These additional coverages commonly have a higher deductible. There are also a number of types of policies for the home where no deductible applies. However, there are coverage limits, and if your claim exceeds your coverage limit, you will have to pay the balance out of pocket.
Why is my home insurance deductible so high?
When it comes time to renew your home policy, you may notice that your home insurance deductible has increased. Why is this the case? It’s most likely a result of filing too many claims.
Those small claims here and there can add up and impact your costs. If you find yourself in this situation, it’s important to compare home insurance quotes to make sure you get the coverage, and deductible, that meets your current needs.
How does an insurance deductible work for renters?
A deductible for renters works in the same way that it does for homeowners. When people get a tenant insurance quote, they typically choose a lower deductible amount to lower their out of pocket payment amount if they need to file a claim.
What is a good deductible for home insurance?
A typical deductible for homeowners is $1,000, although many opt for a higher $2000 deductible. This includes condo owners. For renters, they commonly have $500 deductibles.
Does this mean it’s the best deductible for your home? Not necessarily.
You may be able to increase or decrease your home insurance deductible to set it at an advantageous number – either paying less out of pocket or saving annually on your premium.
What is a deductible in health insurance?
Even with many medical and health services covered by Canada’s nationwide health care system, there are still procedures and medications that may not be covered. You may have to pay the rest with your health or medical plan – that’s why it’s important to understand deductibles related to health coverage.
Health deductibles, or medical insurance deductibles, have become increasingly common. A medical deductible is the amount of health care expenses a policyholder must pay out of pocket before being reimbursed for approved expenses above the deductible amount.
There are two common types of health insurance deductibles. Here is how they work :
- Per prescription deductible : You pay the deductible each time a prescription drug is purchased. For example, if your deductible is $20, you would pay this amount each time you purchase prescription drugs, with the remaining balance of the cost covered by your provider.
- Annual deductible : Also called a calendar year deductible, you must meet your deductible amount on a yearly basis for each calendar year.
These deductibles commonly have family limits on approved medical expenses.
Insurance deductible FAQs
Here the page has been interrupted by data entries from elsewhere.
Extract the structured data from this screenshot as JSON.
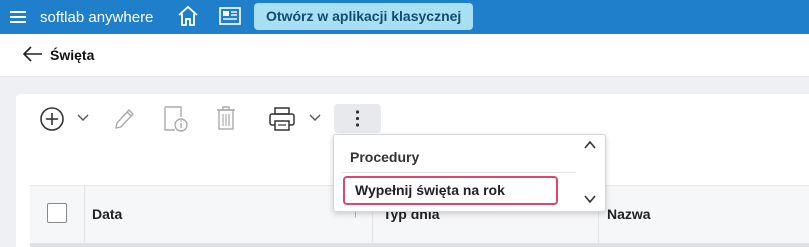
{
  "topbar": {
    "brand": "softlab anywhere",
    "open_classic_label": "Otwórz w aplikacji klasycznej",
    "accent_color": "#1f7fcb"
  },
  "page": {
    "title": "Święta"
  },
  "toolbar": {
    "icons": [
      "add-icon",
      "chevron-down-icon",
      "edit-icon",
      "details-icon",
      "delete-icon",
      "print-icon",
      "chevron-down-icon",
      "more-vertical-icon"
    ]
  },
  "dropdown": {
    "header": "Procedury",
    "items": [
      {
        "label": "Wypełnij święta na rok",
        "highlighted": true,
        "highlight_color": "#e2456c"
      }
    ]
  },
  "table": {
    "columns": [
      {
        "label": "Data",
        "sorted": "ascending"
      },
      {
        "label": "Typ dnia"
      },
      {
        "label": "Nazwa"
      }
    ]
  }
}
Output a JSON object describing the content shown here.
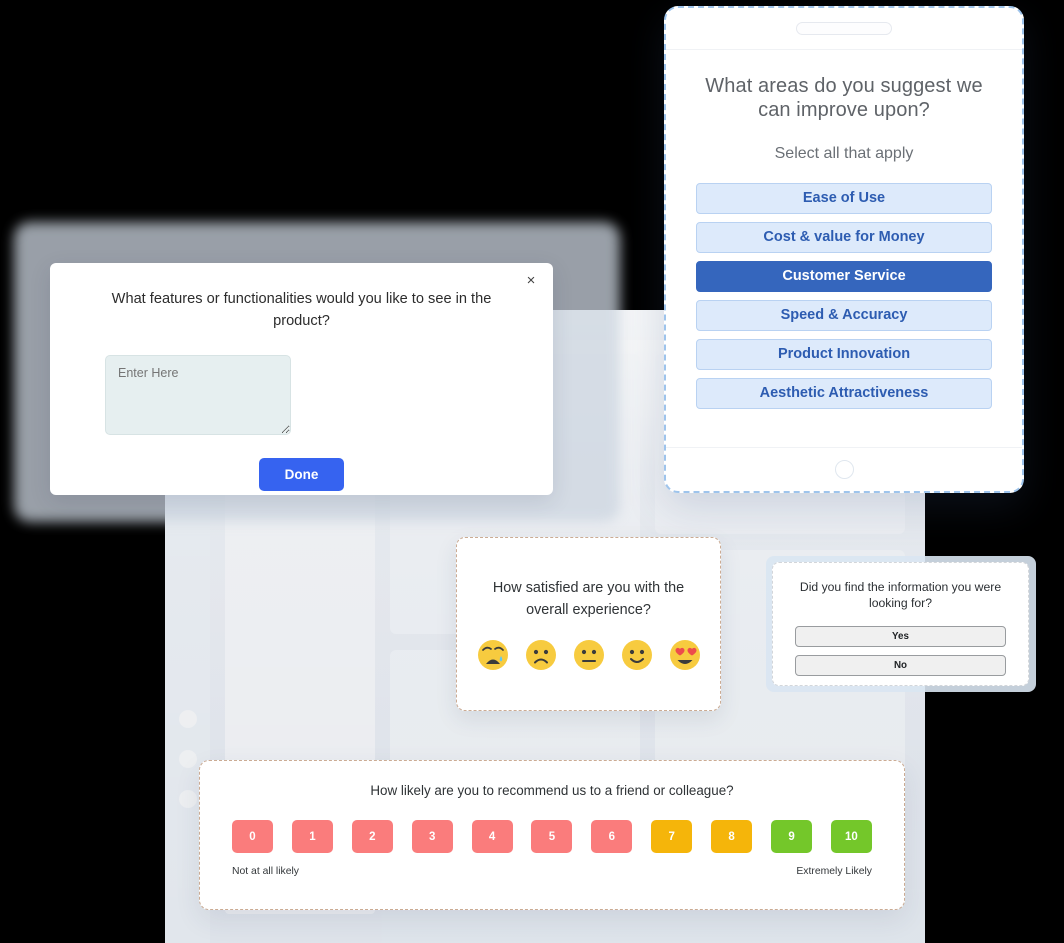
{
  "tablet": {
    "question": "What areas do you suggest we can improve upon?",
    "subtitle": "Select all that apply",
    "options": [
      {
        "label": "Ease of Use",
        "selected": false
      },
      {
        "label": "Cost & value for Money",
        "selected": false
      },
      {
        "label": "Customer Service",
        "selected": true
      },
      {
        "label": "Speed & Accuracy",
        "selected": false
      },
      {
        "label": "Product Innovation",
        "selected": false
      },
      {
        "label": "Aesthetic Attractiveness",
        "selected": false
      }
    ],
    "option_color": "#2d5cb1",
    "option_bg": "#ddeafb",
    "selected_bg": "#3566bd"
  },
  "modal": {
    "question": "What features or functionalities would you like to see in the product?",
    "input_value": "",
    "input_placeholder": "Enter Here",
    "close_label": "×",
    "done_label": "Done",
    "accent": "#3663f0"
  },
  "satisfaction": {
    "question": "How satisfied are you with the overall experience?",
    "emojis": [
      {
        "name": "crying-face-emoji",
        "label": "Very Unsatisfied"
      },
      {
        "name": "frowning-face-emoji",
        "label": "Unsatisfied"
      },
      {
        "name": "neutral-face-emoji",
        "label": "Neutral"
      },
      {
        "name": "slightly-smiling-face-emoji",
        "label": "Satisfied"
      },
      {
        "name": "heart-eyes-face-emoji",
        "label": "Very Satisfied"
      }
    ]
  },
  "yesno": {
    "question": "Did you find the information you were looking for?",
    "buttons": [
      "Yes",
      "No"
    ]
  },
  "nps": {
    "question": "How likely are you to recommend us to a friend or colleague?",
    "low_label": "Not at all likely",
    "high_label": "Extremely Likely",
    "scores": [
      {
        "value": "0",
        "color": "#fa7c7c"
      },
      {
        "value": "1",
        "color": "#fa7c7c"
      },
      {
        "value": "2",
        "color": "#fa7c7c"
      },
      {
        "value": "3",
        "color": "#fa7c7c"
      },
      {
        "value": "4",
        "color": "#fa7c7c"
      },
      {
        "value": "5",
        "color": "#fa7c7c"
      },
      {
        "value": "6",
        "color": "#fa7c7c"
      },
      {
        "value": "7",
        "color": "#f5b50a"
      },
      {
        "value": "8",
        "color": "#f5b50a"
      },
      {
        "value": "9",
        "color": "#74c72a"
      },
      {
        "value": "10",
        "color": "#74c72a"
      }
    ]
  }
}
It all depends on your confidence in your driving abilities and financial situation. If you increase to a $1,000 deductible, you have a lower Ontario car insurance quote, but you will have to pay out of pocket if you file. Be sure to choose an amount that you can afford.
Some insurers offer a zero deductible. Under some circumstances, you may be able to waive the fee during the process. However, these plans may have higher costs, and you may need to meet specific criteria to qualify. An example is having the additional endorsement for windshield replacement insurance where you don't pay if there are damages.
You will be required to pay the deductible if experience your car stolen. Depending on your deductible, it will cover valuables that were stolen in the vehicle, but sometimes it falls under your home policy so be sure to read the fine print.
This is a common question we receive, and there is some confusion between insurance deductibles and tax deductibles (something you are able to deduct from taxable income when preparing your yearly taxes). In most cases, home insurance is not a tax deduction. If you operate a business out of your home, or you are a landlord and own rental property, you may be able to deduct a portion of your property coverage.
Make sure you understand your insurance deductibles
Deductibles are an important consideration when you are searching for coverage. Make sure you choose an amount you are comfortable paying. Not sure what amount to choose? Speak with our experts to learn about your options to make a confident decision.